-- WHAT YOU WILL DO --
Could you give the records below again exactly as they stand?

--- RECORDS PROVIDED Enclosed Below ---

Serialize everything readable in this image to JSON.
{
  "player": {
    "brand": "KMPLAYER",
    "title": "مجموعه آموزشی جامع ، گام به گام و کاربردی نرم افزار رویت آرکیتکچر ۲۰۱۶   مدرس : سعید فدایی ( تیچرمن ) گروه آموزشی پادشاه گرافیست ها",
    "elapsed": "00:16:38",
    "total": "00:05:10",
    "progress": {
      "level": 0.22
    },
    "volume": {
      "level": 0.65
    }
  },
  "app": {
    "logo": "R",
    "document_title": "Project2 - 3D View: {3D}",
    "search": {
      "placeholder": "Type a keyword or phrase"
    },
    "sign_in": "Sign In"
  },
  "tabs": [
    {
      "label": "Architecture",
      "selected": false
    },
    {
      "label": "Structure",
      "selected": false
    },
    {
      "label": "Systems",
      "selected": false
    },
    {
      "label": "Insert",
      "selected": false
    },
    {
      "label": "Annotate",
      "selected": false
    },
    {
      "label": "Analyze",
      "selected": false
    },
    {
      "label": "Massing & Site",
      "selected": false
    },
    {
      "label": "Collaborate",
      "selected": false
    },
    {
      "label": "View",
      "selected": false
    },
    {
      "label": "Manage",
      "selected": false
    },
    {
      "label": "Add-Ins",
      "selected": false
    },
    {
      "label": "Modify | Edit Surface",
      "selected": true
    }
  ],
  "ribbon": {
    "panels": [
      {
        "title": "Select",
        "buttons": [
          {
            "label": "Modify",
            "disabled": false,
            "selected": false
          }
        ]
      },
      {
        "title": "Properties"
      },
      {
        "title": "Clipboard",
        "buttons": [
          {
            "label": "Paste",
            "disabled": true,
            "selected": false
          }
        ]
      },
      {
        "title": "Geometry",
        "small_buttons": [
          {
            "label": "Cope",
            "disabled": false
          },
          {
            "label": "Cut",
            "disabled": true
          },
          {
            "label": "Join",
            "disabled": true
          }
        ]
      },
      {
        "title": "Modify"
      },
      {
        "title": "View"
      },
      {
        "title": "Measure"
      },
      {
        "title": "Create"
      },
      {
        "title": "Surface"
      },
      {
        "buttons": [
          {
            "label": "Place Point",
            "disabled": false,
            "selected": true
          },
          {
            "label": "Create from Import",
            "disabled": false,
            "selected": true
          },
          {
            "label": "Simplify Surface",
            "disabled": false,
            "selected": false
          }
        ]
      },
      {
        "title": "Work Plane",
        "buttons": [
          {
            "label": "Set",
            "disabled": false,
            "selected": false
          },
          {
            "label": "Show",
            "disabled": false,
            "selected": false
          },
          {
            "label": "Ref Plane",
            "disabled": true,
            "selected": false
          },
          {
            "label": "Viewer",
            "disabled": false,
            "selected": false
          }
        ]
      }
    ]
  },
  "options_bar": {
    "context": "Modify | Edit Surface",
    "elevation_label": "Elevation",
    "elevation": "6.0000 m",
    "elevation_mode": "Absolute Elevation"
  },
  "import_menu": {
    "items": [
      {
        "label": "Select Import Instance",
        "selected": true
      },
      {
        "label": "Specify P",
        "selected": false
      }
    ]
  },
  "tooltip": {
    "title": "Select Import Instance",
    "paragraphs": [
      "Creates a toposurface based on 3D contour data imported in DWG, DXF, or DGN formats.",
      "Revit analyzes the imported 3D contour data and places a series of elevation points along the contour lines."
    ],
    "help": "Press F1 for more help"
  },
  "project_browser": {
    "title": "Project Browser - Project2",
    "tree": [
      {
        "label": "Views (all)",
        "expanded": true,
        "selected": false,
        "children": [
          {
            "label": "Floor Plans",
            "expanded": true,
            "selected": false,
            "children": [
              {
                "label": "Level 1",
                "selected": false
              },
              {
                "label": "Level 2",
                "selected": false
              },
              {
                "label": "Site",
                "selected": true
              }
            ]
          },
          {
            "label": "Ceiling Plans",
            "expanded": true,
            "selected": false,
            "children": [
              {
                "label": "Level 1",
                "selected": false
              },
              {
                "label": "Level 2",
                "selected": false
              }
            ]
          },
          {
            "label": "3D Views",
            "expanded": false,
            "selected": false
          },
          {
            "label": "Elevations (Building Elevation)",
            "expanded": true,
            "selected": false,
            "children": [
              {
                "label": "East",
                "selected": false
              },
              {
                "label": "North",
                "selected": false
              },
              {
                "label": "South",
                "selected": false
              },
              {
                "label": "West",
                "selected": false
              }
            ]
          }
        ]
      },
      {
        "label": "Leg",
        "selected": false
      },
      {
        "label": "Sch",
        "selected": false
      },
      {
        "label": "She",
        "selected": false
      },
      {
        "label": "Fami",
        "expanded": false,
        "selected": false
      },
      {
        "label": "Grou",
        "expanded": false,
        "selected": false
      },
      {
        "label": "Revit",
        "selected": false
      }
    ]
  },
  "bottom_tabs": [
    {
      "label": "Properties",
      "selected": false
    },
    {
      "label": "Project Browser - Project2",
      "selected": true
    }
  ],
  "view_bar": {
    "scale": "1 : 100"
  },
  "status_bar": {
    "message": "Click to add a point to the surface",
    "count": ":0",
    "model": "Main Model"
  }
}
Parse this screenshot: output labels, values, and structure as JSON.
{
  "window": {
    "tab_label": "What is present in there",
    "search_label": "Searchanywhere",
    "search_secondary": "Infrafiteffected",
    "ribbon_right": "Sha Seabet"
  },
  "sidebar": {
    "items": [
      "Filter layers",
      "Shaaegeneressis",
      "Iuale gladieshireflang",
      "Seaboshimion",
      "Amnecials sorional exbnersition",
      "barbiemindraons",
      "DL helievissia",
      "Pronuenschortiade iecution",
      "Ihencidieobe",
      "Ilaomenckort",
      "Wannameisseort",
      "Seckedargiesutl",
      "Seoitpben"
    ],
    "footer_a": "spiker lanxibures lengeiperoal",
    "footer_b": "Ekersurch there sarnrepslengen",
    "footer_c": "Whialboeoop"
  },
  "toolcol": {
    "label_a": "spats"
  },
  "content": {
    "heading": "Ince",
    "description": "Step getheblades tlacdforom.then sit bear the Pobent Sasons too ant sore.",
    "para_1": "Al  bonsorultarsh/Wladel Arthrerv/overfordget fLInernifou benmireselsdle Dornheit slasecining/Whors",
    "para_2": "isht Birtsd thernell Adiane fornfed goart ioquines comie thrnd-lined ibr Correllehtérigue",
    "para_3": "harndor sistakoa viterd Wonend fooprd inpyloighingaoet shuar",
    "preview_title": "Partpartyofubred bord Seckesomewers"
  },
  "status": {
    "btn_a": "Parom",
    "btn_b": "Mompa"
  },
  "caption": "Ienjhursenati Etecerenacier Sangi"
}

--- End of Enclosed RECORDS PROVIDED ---

-- OUTPUT OF THE TASK --
Serialize everything readable in this image to JSON.
{
  "player": {
    "brand": "KMPLAYER",
    "title": "مجموعه آموزشی جامع ، گام به گام و کاربردی نرم افزار رویت آرکیتکچر ۲۰۱۶   مدرس : سعید فدایی ( تیچرمن ) گروه آموزشی پادشاه گرافیست ها",
    "elapsed": "00:16:38",
    "total": "00:05:10",
    "progress": {
      "level": 0.22
    },
    "volume": {
      "level": 0.65
    }
  },
  "app": {
    "logo": "R",
    "document_title": "Project2 - 3D View: {3D}",
    "search": {
      "placeholder": "Type a keyword or phrase"
    },
    "sign_in": "Sign In"
  },
  "tabs": [
    {
      "label": "Architecture",
      "selected": false
    },
    {
      "label": "Structure",
      "selected": false
    },
    {
      "label": "Systems",
      "selected": false
    },
    {
      "label": "Insert",
      "selected": false
    },
    {
      "label": "Annotate",
      "selected": false
    },
    {
      "label": "Analyze",
      "selected": false
    },
    {
      "label": "Massing & Site",
      "selected": false
    },
    {
      "label": "Collaborate",
      "selected": false
    },
    {
      "label": "View",
      "selected": false
    },
    {
      "label": "Manage",
      "selected": false
    },
    {
      "label": "Add-Ins",
      "selected": false
    },
    {
      "label": "Modify | Edit Surface",
      "selected": true
    }
  ],
  "ribbon": {
    "panels": [
      {
        "title": "Select",
        "buttons": [
          {
            "label": "Modify",
            "disabled": false,
            "selected": false
          }
        ]
      },
      {
        "title": "Properties"
      },
      {
        "title": "Clipboard",
        "buttons": [
          {
            "label": "Paste",
            "disabled": true,
            "selected": false
          }
        ]
      },
      {
        "title": "Geometry",
        "small_buttons": [
          {
            "label": "Cope",
            "disabled": false
          },
          {
            "label": "Cut",
            "disabled": true
          },
          {
            "label": "Join",
            "disabled": true
          }
        ]
      },
      {
        "title": "Modify"
      },
      {
        "title": "View"
      },
      {
        "title": "Measure"
      },
      {
        "title": "Create"
      },
      {
        "title": "Surface"
      },
      {
        "buttons": [
          {
            "label": "Place Point",
            "disabled": false,
            "selected": true
          },
          {
            "label": "Create from Import",
            "disabled": false,
            "selected": true
          },
          {
            "label": "Simplify Surface",
            "disabled": false,
            "selected": false
          }
        ]
      },
      {
        "title": "Work Plane",
        "buttons": [
          {
            "label": "Set",
            "disabled": false,
            "selected": false
          },
          {
            "label": "Show",
            "disabled": false,
            "selected": false
          },
          {
            "label": "Ref Plane",
            "disabled": true,
            "selected": false
          },
          {
            "label": "Viewer",
            "disabled": false,
            "selected": false
          }
        ]
      }
    ]
  },
  "options_bar": {
    "context": "Modify | Edit Surface",
    "elevation_label": "Elevation",
    "elevation": "6.0000 m",
    "elevation_mode": "Absolute Elevation"
  },
  "import_menu": {
    "items": [
      {
        "label": "Select Import Instance",
        "selected": true
      },
      {
        "label": "Specify P",
        "selected": false
      }
    ]
  },
  "tooltip": {
    "title": "Select Import Instance",
    "paragraphs": [
      "Creates a toposurface based on 3D contour data imported in DWG, DXF, or DGN formats.",
      "Revit analyzes the imported 3D contour data and places a series of elevation points along the contour lines."
    ],
    "help": "Press F1 for more help"
  },
  "project_browser": {
    "title": "Project Browser - Project2",
    "tree": [
      {
        "label": "Views (all)",
        "expanded": true,
        "selected": false,
        "children": [
          {
            "label": "Floor Plans",
            "expanded": true,
            "selected": false,
            "children": [
              {
                "label": "Level 1",
                "selected": false
              },
              {
                "label": "Level 2",
                "selected": false
              },
              {
                "label": "Site",
                "selected": true
              }
            ]
          },
          {
            "label": "Ceiling Plans",
            "expanded": true,
            "selected": false,
            "children": [
              {
                "label": "Level 1",
                "selected": false
              },
              {
                "label": "Level 2",
                "selected": false
              }
            ]
          },
          {
            "label": "3D Views",
            "expanded": false,
            "selected": false
          },
          {
            "label": "Elevations (Building Elevation)",
            "expanded": true,
            "selected": false,
            "children": [
              {
                "label": "East",
                "selected": false
              },
              {
                "label": "North",
                "selected": false
              },
              {
                "label": "South",
                "selected": false
              },
              {
                "label": "West",
                "selected": false
              }
            ]
          }
        ]
      },
      {
        "label": "Leg",
        "selected": false
      },
      {
        "label": "Sch",
        "selected": false
      },
      {
        "label": "She",
        "selected": false
      },
      {
        "label": "Fami",
        "expanded": false,
        "selected": false
      },
      {
        "label": "Grou",
        "expanded": false,
        "selected": false
      },
      {
        "label": "Revit",
        "selected": false
      }
    ]
  },
  "bottom_tabs": [
    {
      "label": "Properties",
      "selected": false
    },
    {
      "label": "Project Browser - Project2",
      "selected": true
    }
  ],
  "view_bar": {
    "scale": "1 : 100"
  },
  "status_bar": {
    "message": "Click to add a point to the surface",
    "count": ":0",
    "model": "Main Model"
  }
}
Parse this screenshot: output labels, values, and structure as JSON.
{
  "window": {
    "tab_label": "What is present in there",
    "search_label": "Searchanywhere",
    "search_secondary": "Infrafiteffected",
    "ribbon_right": "Sha Seabet"
  },
  "sidebar": {
    "items": [
      "Filter layers",
      "Shaaegeneressis",
      "Iuale gladieshireflang",
      "Seaboshimion",
      "Amnecials sorional exbnersition",
      "barbiemindraons",
      "DL helievissia",
      "Pronuenschortiade iecution",
      "Ihencidieobe",
      "Ilaomenckort",
      "Wannameisseort",
      "Seckedargiesutl",
      "Seoitpben"
    ],
    "footer_a": "spiker lanxibures lengeiperoal",
    "footer_b": "Ekersurch there sarnrepslengen",
    "footer_c": "Whialboeoop"
  },
  "toolcol": {
    "label_a": "spats"
  },
  "content": {
    "heading": "Ince",
    "description": "Step getheblades tlacdforom.then sit bear the Pobent Sasons too ant sore.",
    "para_1": "Al  bonsorultarsh/Wladel Arthrerv/overfordget fLInernifou benmireselsdle Dornheit slasecining/Whors",
    "para_2": "isht Birtsd thernell Adiane fornfed goart ioquines comie thrnd-lined ibr Correllehtérigue",
    "para_3": "harndor sistakoa viterd Wonend fooprd inpyloighingaoet shuar",
    "preview_title": "Partpartyofubred bord Seckesomewers"
  },
  "status": {
    "btn_a": "Parom",
    "btn_b": "Mompa"
  },
  "caption": "Ienjhursenati Etecerenacier Sangi"
}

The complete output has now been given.